“I know there wasn’t 20,000 (in the stands),” Brey said. “I just liked our maturity and our mental toughness.”

Notre Dame arrived and did what so many past teams have did — moved the ball, took care of the ball and shot the ball. Kentucky looked clueless on how to counter. Check Laszewski, who broke loose for seven quick points the first three-plus minutes? Fine, then the Irish perimeter got going with Dane Goodwin finding different ways to score, Cormac Ryan picking his spots and Hubb running it all.

With 16:08 left in the first half, the Irish were up 9-7. No reason for the Wildcats or their fans or their coach to worry, right? It shouldn’t have been, but the Irish then delivered a sledgehammer to the skull kind of scoring run.
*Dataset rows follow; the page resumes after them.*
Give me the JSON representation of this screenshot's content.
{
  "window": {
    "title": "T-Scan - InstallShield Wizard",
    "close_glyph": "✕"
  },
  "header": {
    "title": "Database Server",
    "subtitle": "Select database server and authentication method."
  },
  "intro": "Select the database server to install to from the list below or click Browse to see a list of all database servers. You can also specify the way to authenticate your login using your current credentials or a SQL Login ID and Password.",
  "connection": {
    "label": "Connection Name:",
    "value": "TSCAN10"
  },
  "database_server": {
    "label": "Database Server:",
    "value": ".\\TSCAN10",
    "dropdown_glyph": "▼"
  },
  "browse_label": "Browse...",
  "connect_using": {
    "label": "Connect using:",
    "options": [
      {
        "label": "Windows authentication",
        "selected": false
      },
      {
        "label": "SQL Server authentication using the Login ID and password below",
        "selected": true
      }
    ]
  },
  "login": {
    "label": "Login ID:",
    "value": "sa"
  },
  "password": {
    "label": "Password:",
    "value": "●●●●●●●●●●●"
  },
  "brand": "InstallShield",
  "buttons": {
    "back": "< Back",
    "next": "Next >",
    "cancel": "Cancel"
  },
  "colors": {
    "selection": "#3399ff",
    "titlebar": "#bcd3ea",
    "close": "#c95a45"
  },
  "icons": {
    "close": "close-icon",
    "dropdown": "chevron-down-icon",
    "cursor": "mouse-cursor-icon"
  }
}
We’ve seen some doozy runs during Brey’s tenure, first in the Big East and then in the ACC. Few would match what the Irish unleashed Saturday. They just kept shooting and scoring. The points piled up as the place went silent and Kentucky called timeouts. The Irish kept the hammer down.

When the run finally ended with 9:20 left in the first half, Notre Dame had ripped off 19 unanswered points tucked nicely inside a 24-2 burst. Like that, it went from a two-point contest to the Irish up 24. Against that program. In that building. Up two dozen.

Believe it.

“That may have been one of the most beautiful 20 minutes I’ve ever witnessed,” Brey said after his team shot 59.3 percent from the field, 54.5 percent from 3 and 90.9 percent from the foul line. “For me to say that, with the offensive lineups we’ve had throughout the years (is) unbelievable.”

Also unbelievable is how the Irish fought through second-half offensive struggles to dig in and keep competing. They played some 1-3-1 zone. They tried to save legs by running as much clock as possible. In the end, it was enough. All of it.

Less than an hour after this one went final, the Irish walked out of the building carrying a little something extra than it did when it arrived earlier that morning.

A win.


At Lexington, Ky.

NOTRE DAME (64): Durham 2-3 0-0 4, Laszewski 6-10 7-7 21, Goodwin 3-8 2-2 9, Hubb 8-17 0-0 18, Ryan 2-8 1-1 6, Djogo 1-3 0-0 3, Zona 1-3 1-2 3, Sanders 0-0 0-0 0. Totals 23-52 11-12 64.

KENTUCKY (63): Jackson 0-1 1-2 1, Sarr 11-16 0-1 22, Boston 5-15 2-2 14, Clarke 6-13 0-0 14, Mintz 3-9 1-1 7, Askew 1-2 0-0 3, Toppin 1-5 0-0 2, Ware 0-0 0-0 0, Fletcher 0-1 0-0 0. Totals 27-62 4-6 63.

Halftime_Notre Dame 48-26. 3-Point Goals_Notre Dame 7-21 (Hubb 2-6, Laszewski 2-6, Goodwin 1-1, Djogo 1-3, Ryan 1-4, Zona 0-1), Kentucky 5-23 (Clarke 2-4, Boston 2-8, Askew 1-2, Fletcher 0-1, Sarr 0-1, Toppin 0-2, Mintz 0-5). Rebounds_Notre Dame 28 (Laszewski 9), Kentucky 28 (Sarr 7). Assists_Notre Dame 9 (Ryan 4), Kentucky 14 (Mintz 4). Total Fouls_Notre Dame 12, Kentucky 16.

Notre Dame power forward Nate Laszewski (14) drives against Kentucky's Jacob Toppin (0) during Saturday's game at Rupp Arena.
Notre Dame’s Nate Laszewski against Kentucky in Lexington, Ky., Saturday.
Notre Dame's Prentiss Hubb (3) shoots as Kentucky's Devin Askew (2) and Olivier Sarr (30) in Lexington, Ky., Saturday.